The lack of information is a problem, because if we want to create websites that take into account their needs and behaviors, we need accurate information. Until now, most studies have relied on self-reported or anecdotal evidence, and some have suggested that the poor use the Internet mostly for entertainment or social networking. Some studies have also found that these individuals don’t seek online health information as frequently as those in higher socioeconomic brackets. We wanted to gather more accurate data.
How did you measure Internet use, and what did you find?
In our study, which was led by Rachel McCloud, a research fellow in our lab, we tracked the Internet use of 118 low-income people recruited from Boston-area adult education centers who had not previously had home Internet access. They were set up with home computers, computer training, and Internet access. We tracked their Internet use with software that logged each URL they visited. We then assigned each URL visit to one of three categories of sites: entertainment, social networking, or “capital-enhancing information,” which we defined as sites focused on upward mobility or improving one’s life circumstances.

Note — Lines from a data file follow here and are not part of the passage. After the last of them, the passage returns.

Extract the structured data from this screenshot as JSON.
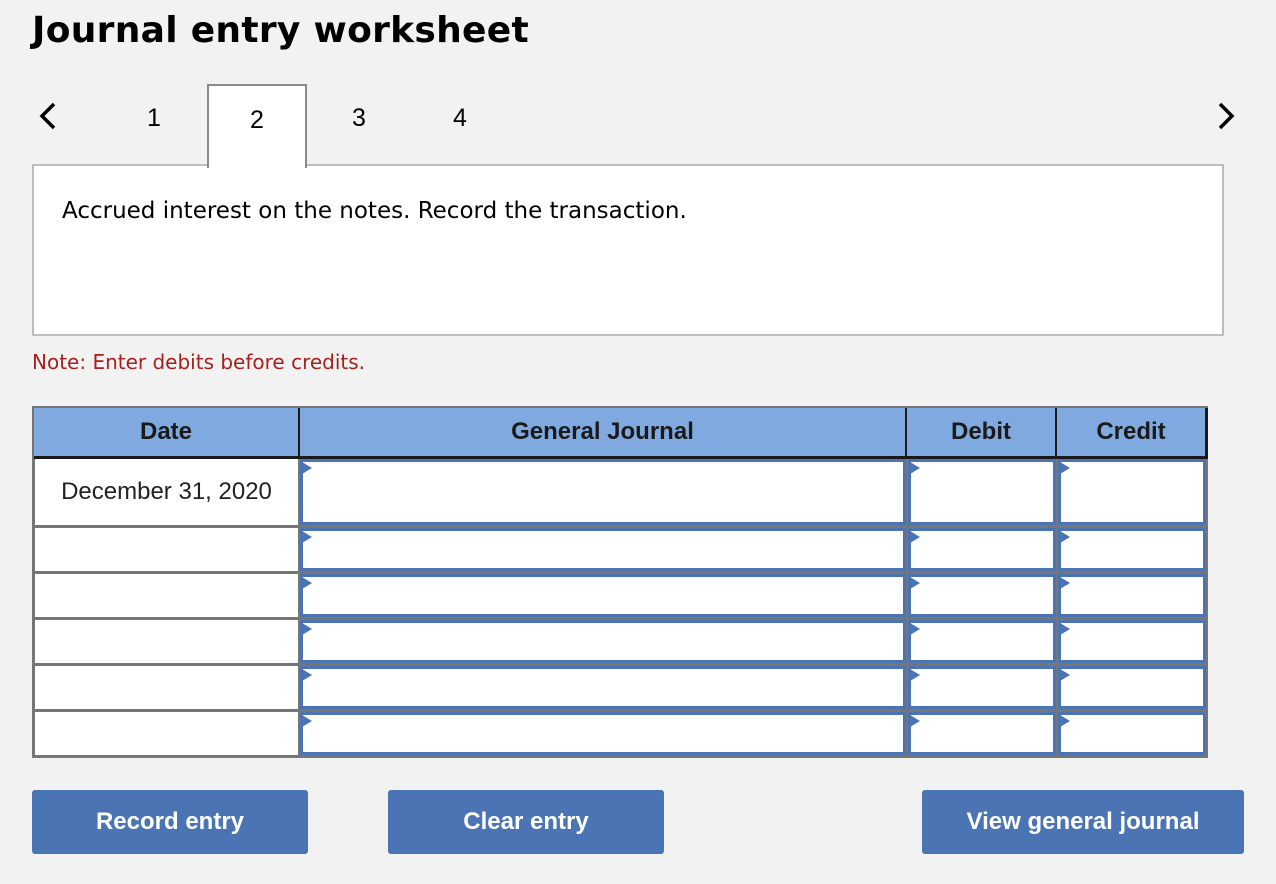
{
  "header": {
    "title": "Journal entry worksheet"
  },
  "navigation": {
    "prev_icon": "chevron-left-icon",
    "next_icon": "chevron-right-icon",
    "tabs": [
      {
        "label": "1",
        "active": false
      },
      {
        "label": "2",
        "active": true
      },
      {
        "label": "3",
        "active": false
      },
      {
        "label": "4",
        "active": false
      }
    ]
  },
  "prompt": {
    "text": "Accrued interest on the notes. Record the transaction."
  },
  "note": {
    "text": "Note: Enter debits before credits."
  },
  "journal": {
    "columns": [
      "Date",
      "General Journal",
      "Debit",
      "Credit"
    ],
    "rows": [
      {
        "date": "December 31, 2020",
        "account": "",
        "debit": "",
        "credit": ""
      },
      {
        "date": "",
        "account": "",
        "debit": "",
        "credit": ""
      },
      {
        "date": "",
        "account": "",
        "debit": "",
        "credit": ""
      },
      {
        "date": "",
        "account": "",
        "debit": "",
        "credit": ""
      },
      {
        "date": "",
        "account": "",
        "debit": "",
        "credit": ""
      },
      {
        "date": "",
        "account": "",
        "debit": "",
        "credit": ""
      }
    ]
  },
  "buttons": {
    "record": "Record entry",
    "clear": "Clear entry",
    "view": "View general journal"
  },
  "colors": {
    "accent": "#4a74b3",
    "header_bg": "#80aadf",
    "note": "#a3221f",
    "background": "#f2f2f2"
  }
}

Examples of those include financial services, housing, education, or career advancement sites.